Check each line of the records below and collect those that include the word "applies".

··· Records for processing

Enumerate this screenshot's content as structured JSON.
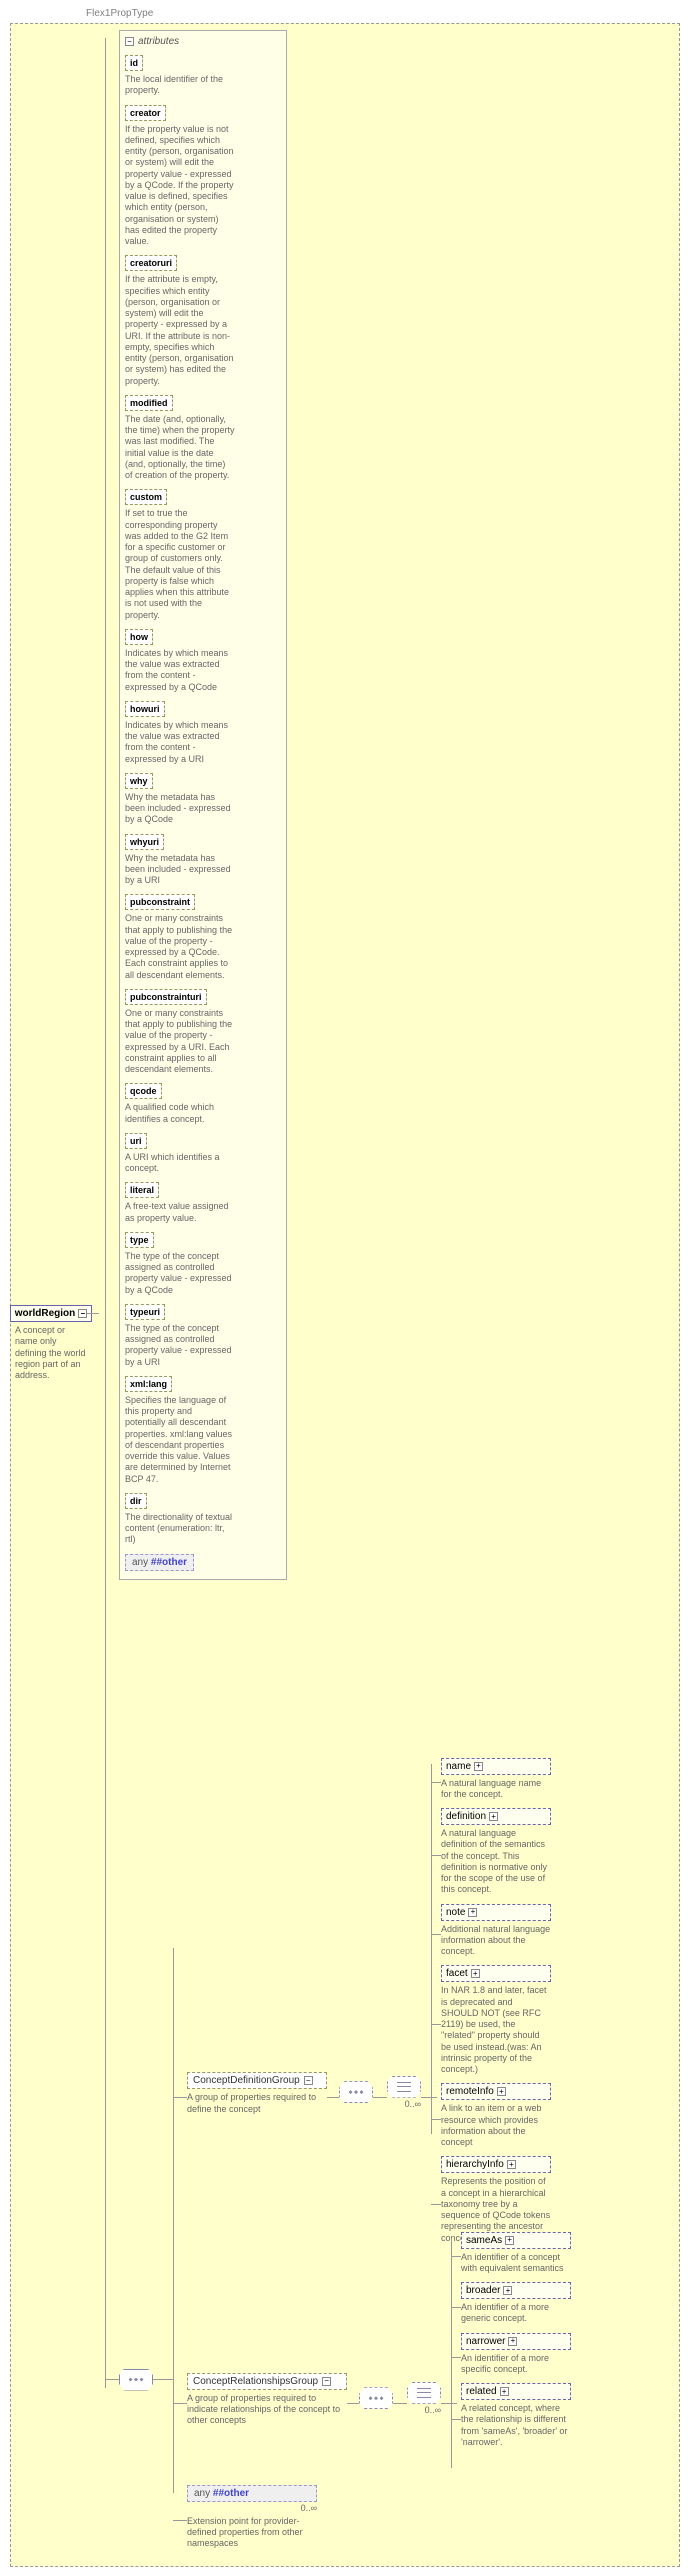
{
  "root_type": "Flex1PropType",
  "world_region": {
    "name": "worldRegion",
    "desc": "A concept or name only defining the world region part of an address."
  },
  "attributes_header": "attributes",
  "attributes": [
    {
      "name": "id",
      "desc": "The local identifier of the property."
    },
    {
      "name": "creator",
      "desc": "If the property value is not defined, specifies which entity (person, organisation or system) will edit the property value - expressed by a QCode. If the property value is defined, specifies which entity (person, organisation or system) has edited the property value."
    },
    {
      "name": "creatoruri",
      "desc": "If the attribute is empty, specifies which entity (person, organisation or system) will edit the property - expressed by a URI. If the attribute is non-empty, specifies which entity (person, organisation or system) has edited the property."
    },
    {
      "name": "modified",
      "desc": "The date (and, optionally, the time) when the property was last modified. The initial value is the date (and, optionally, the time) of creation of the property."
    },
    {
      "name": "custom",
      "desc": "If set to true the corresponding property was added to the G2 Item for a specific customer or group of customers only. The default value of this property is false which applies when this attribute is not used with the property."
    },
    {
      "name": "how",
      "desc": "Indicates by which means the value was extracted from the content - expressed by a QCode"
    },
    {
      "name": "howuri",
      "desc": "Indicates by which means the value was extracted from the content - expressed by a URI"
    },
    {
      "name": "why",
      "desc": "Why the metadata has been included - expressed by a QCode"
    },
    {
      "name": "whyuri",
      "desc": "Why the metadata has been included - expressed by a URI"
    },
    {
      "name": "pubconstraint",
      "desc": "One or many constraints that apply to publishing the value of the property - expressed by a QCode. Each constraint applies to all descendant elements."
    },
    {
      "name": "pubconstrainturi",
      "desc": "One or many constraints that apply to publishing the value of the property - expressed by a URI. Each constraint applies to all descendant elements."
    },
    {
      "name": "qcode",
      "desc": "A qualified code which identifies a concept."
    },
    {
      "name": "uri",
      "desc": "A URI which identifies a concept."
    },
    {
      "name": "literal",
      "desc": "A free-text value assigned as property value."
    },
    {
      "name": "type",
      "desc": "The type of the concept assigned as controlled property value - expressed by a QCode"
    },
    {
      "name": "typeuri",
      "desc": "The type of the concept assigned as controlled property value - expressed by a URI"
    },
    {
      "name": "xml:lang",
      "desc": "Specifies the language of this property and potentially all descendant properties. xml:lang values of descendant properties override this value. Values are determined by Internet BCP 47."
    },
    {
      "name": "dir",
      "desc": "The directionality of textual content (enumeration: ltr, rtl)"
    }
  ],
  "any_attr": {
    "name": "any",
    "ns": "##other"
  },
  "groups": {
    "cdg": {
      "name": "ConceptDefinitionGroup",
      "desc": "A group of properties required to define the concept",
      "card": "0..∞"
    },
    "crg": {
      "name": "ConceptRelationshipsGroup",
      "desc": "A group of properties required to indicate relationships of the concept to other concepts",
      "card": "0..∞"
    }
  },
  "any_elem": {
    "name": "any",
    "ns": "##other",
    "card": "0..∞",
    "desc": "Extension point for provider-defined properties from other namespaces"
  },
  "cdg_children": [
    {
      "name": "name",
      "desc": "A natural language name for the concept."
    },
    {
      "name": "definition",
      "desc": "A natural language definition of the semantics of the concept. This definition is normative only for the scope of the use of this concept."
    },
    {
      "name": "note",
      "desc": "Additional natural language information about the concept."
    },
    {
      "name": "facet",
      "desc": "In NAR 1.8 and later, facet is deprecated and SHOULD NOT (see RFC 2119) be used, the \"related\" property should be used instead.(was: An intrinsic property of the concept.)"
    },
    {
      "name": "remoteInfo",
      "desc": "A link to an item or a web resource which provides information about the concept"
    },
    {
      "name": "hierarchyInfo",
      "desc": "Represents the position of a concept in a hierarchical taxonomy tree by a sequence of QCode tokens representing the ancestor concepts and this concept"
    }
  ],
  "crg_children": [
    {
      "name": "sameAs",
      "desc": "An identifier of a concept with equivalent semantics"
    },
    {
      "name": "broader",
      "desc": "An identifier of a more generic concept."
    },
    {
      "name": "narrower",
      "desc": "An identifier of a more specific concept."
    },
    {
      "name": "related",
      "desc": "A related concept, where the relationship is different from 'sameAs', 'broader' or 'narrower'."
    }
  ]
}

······

Expected answer
      "desc": "If set to true the corresponding property was added to the G2 Item for a specific customer or group of customers only. The default value of this property is false which applies when this attribute is not used with the property."
      "desc": "One or many constraints that apply to publishing the value of the property - expressed by a QCode. Each constraint applies to all descendant elements."
      "desc": "One or many constraints that apply to publishing the value of the property - expressed by a URI. Each constraint applies to all descendant elements."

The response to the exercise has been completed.